Phenols give a negative result because neither an SN2 reaction - this requires a nucleophilic attack from the back, i.e. from the inside of the ring - still SN1 reaction - a phenyl cation is not formed under these conditions - is possible.

Individual evidence

  1. abPaula Y. Bruice and Thomas Lazar, Organic chemistry (2007), p. 502 ISBN 978-3-8273-7190-4
  2. ↑ Norris and Taylor, J. Am. Chem. Soc46, 753 (1924)
  3. ↑ H.J. Lucas,J. Am. Chem. Soc52, 802 (1930)


Categories:Detection reaction | Name reaction

Status of information: 11/23/2020 6:25:42 AM CET

Source: Wikipedia (authors [version history]) License: CC-BY-SA-3.0

Changes: All images and most of the design elements associated with them have been removed. Some of the icons have been replaced by FontAwesome icons. Some templates have been removed (such as "Article worth reading", "Excellent article") or rewritten. Most of the CSS classes have been removed or standardized.
Wikipedia-specific links that do not lead to articles or categories (such as "Redlink", "Edit links", "Portal links") have been removed. All external links have an additional FontAwesome icon. In addition to other small design adjustments, media containers, maps, navigation boxes, spoken versions and geo-microformats have been removed.

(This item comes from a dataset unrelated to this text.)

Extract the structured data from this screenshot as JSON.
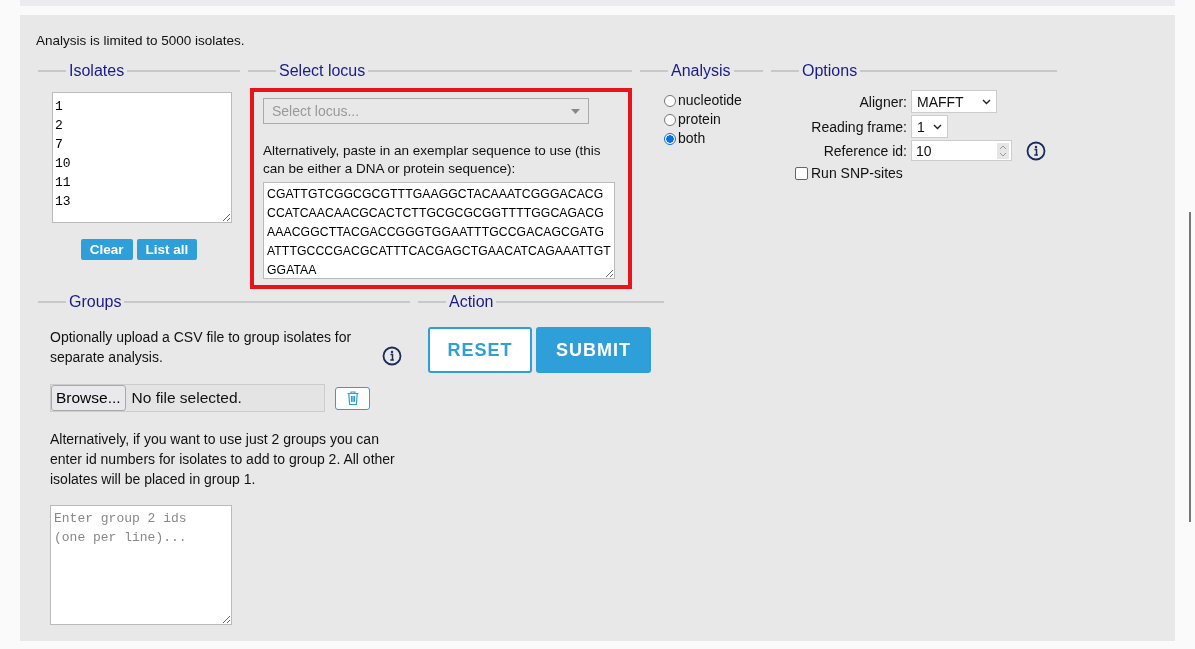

Important NOTE Since the given content was automatically taken over from Wikipedia at the specified time, manual checking was and is not possible. LinkFang.org therefore does not guarantee the correctness and topicality of the content taken over. If the information is now incorrect or there are errors in the presentation, we ask you to contact us by: E-Mail.
Also note:Imprint & privacy policy.